(Santa Barbara, California) Pathbreaking fisheries research from two different oceans yielded the same results, published as this week's cover story in Nature: chemical tests show that coral reef fish often spend their life cycle close to home, rather than drifting in the open ocean, thus providing important information for global fisheries management.
By studying the chemical composition and physical structure of the otolith -- the tiny crystalline stone in the inner ear of the fish -- scientists from the University of California, Santa Barbara discovered that significant numbers of larval fish return to reefs where they were spawned.
"These are the first numbers we've ever had on this. It's impressive that our results and those from Australia, also published in this issue*, are so similar," said Robert Warner, professor of biology at UC Santa Barbara**, and co-author of the Santa Barbara paper entitled, "Larval Retention and Recruitment in an Island Population of a Coral Reef Fish." Other authors are Stephen Swearer, graduate student, Jennifer Caselle, assistant research biologist and David Lea, associate professor of geological sciences, all of UC Santa Barbara.
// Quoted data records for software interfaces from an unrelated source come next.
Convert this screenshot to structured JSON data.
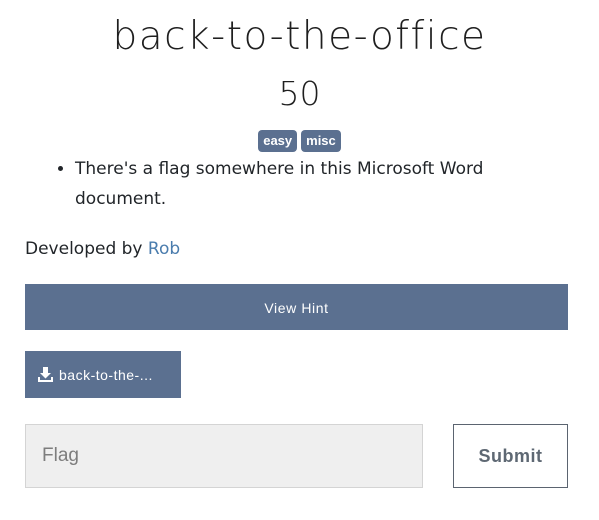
{
  "challenge": {
    "title": "back-to-the-office",
    "points": "50",
    "tags": [
      "easy",
      "misc"
    ],
    "description": "There's a flag somewhere in this Microsoft Word document.",
    "developed_by_prefix": "Developed by ",
    "author": "Rob"
  },
  "actions": {
    "view_hint_label": "View Hint",
    "file_label": "back-to-the-...",
    "file_icon": "download-icon"
  },
  "flag_form": {
    "placeholder": "Flag",
    "value": "",
    "submit_label": "Submit"
  },
  "colors": {
    "accent": "#5b7090",
    "link": "#4a7cad",
    "input_bg": "#efefef"
  }
}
"To manage and conserve any marine population, we must know the fate of the young produced by that population, and we must know something about the sources of young recruiting to that population," said Warner.
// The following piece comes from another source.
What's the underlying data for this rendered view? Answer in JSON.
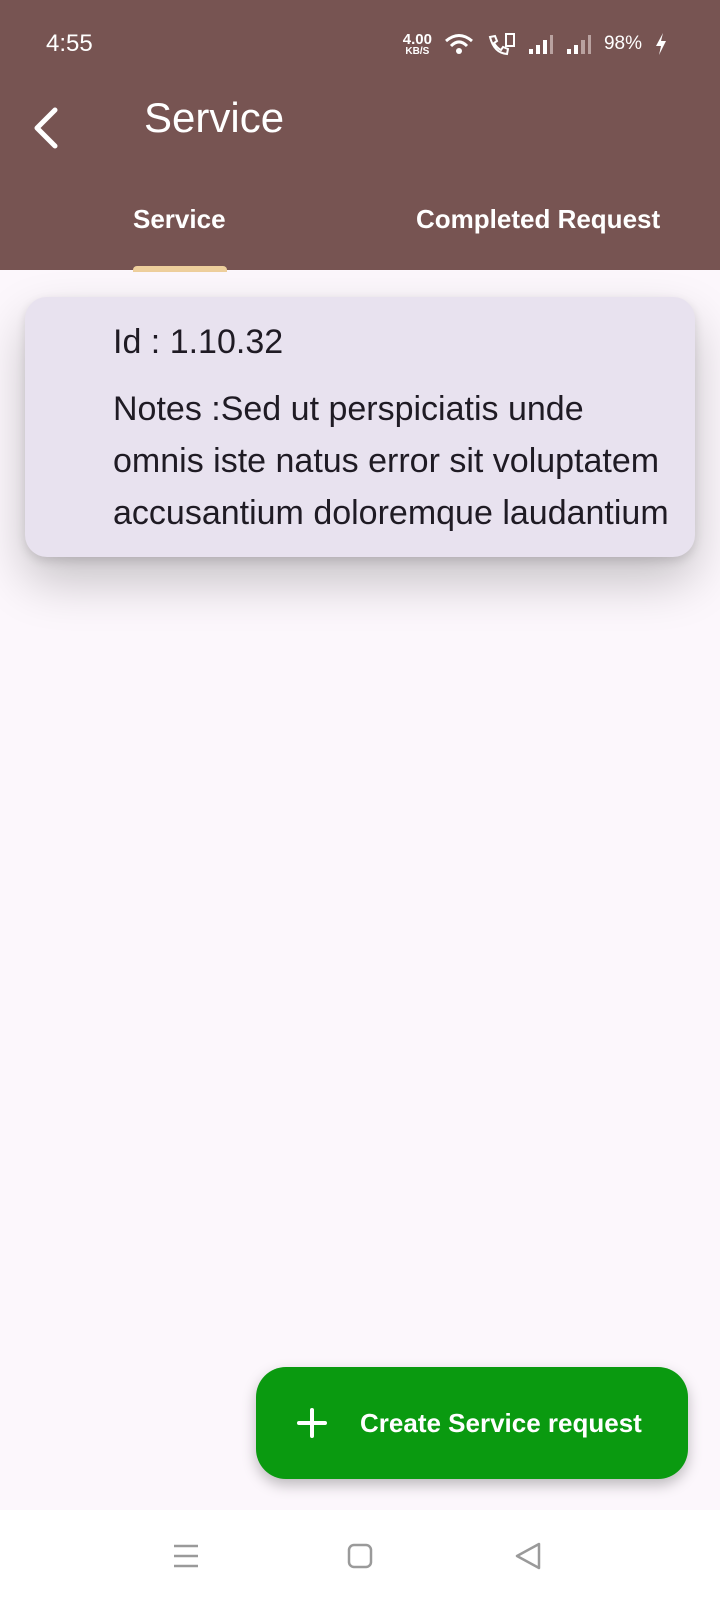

The study of the otolith holds great promise, according to Warner. "Previous researchers have assumed that after a 50-day planktonic larval duration, larvae would have been swept tens or hundreds of kilometers downstream," he said.
The UC Santa Barbara study, initiated by first author Steve Swearer, came out of his questioning of the prevailing view that individual larval fish settling to reefs were most likely spawned elsewhere.
"This was my approach to challenging that hypothesis," said Swearer, who chose to focus on a well-studied coral reef fish called the b
Contact: Gail Brown
University of California - Santa Barbara